There’s a scene in the latest G.I. Joe movie where, after taking out some guards in a short but intense firefight, Adrianne Palicki asks Bruce Willis if he’s okay. His squinty response: “my cholesterol’s a little high.” Get it? because he’s old, but also badass enough to ignore the automatic weapons fire he’s just been dodging. Yeah, it falls pretty flat.
On paper it would seem that RED and its new sequel are that exact joke — the tough old fogies — stretched out over two feature films. And yet here the premise pays off big time. Maybe it’s because they have the time to develop this part of the characters more than a simple, drop-in gag. Maybe it’s because the surrounding action excites rather than bludgeons the audience. Personally, I think it’s because Galaxy Quest director Dean Parisot knows how to play up comedy, and because these two films are the only entries in Willis’ recent action-heavy portfolio that come close to using his madcap comedic talents.

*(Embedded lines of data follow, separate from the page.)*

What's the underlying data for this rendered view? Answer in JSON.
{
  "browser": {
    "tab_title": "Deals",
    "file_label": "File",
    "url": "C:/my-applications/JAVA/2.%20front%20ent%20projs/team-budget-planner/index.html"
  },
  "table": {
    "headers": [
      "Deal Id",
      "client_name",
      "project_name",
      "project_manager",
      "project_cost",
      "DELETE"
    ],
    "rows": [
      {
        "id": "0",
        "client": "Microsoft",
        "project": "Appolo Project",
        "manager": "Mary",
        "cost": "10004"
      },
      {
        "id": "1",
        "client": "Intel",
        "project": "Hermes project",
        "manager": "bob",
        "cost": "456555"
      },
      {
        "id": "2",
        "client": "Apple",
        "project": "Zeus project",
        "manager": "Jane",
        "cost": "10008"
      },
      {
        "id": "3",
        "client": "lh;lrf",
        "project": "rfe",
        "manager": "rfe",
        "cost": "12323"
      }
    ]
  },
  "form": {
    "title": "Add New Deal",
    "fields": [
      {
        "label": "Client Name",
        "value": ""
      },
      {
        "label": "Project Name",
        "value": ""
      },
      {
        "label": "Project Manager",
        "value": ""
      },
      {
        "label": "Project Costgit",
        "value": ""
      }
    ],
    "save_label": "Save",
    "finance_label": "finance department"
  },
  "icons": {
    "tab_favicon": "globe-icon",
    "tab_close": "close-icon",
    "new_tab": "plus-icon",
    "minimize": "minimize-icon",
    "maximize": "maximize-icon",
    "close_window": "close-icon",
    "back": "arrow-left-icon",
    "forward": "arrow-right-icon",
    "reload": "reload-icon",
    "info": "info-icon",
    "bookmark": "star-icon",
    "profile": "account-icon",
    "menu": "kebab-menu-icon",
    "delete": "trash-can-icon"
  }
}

We pick up with Frank Moses (Willis) trying to settle down with Sarah (Mary-Louise Parker) after they met last time around. He’s almost desperate to adopt a standard, suburban, white-picket-fence life, and he doesn’t appreciate his erstwhile colleague Marvin (John Malkovich) trying to pull him back into the action. But he has little choice when a document surfaces on the internet implicating him and Marvin in some late-cold-war skulduggery; Marvin climbs into a carbomb in the Costco parking lot, and the CIA and MI6 both send assassins after Frank. There’s some bad blood between Frank and Han Jo-bae (Lee Byung-hun), but his old friend Victoria (Helen Mirren) is polite enough to telephone before hunting him down. So Frank must head off, girlfriend in tow, to enlist the aid of an old Russian paramour (Catherine Zeta-Jones) in tracking down the mad scientist responsible for the bomb that Frank is being framed for sneaking into Moscow (Anthony Hopkins).
If you liked the first RED, this sequel is more of the same in tone, and yet different enough in content to remain fresh and funny. Yes, the spinning car went over big last time and so this time they go back to that well two or three times, but Parisot finds a different approach each time. And they all look awesome enough that it doesn’t really matter if they’re a little repetitive.
Best of all, Jon and Erich Hoeber’s script maintains the bone-dry wit of the original. Hopkins has an engaging presence as an impish lunatic, and Mirren is as charming and classy as ever while blurring the usual lines between “feminine” and “badass”. But the biggest treat is for once getting a taste — albeit a small one — of the old Bruce Willis from Moonlighting, Hudson Hawk, and the original Die Hard. It’s a reminder of what he was so great at before he settled in as just another action hero.
Worth It: yes.
Bechdel Test: fail.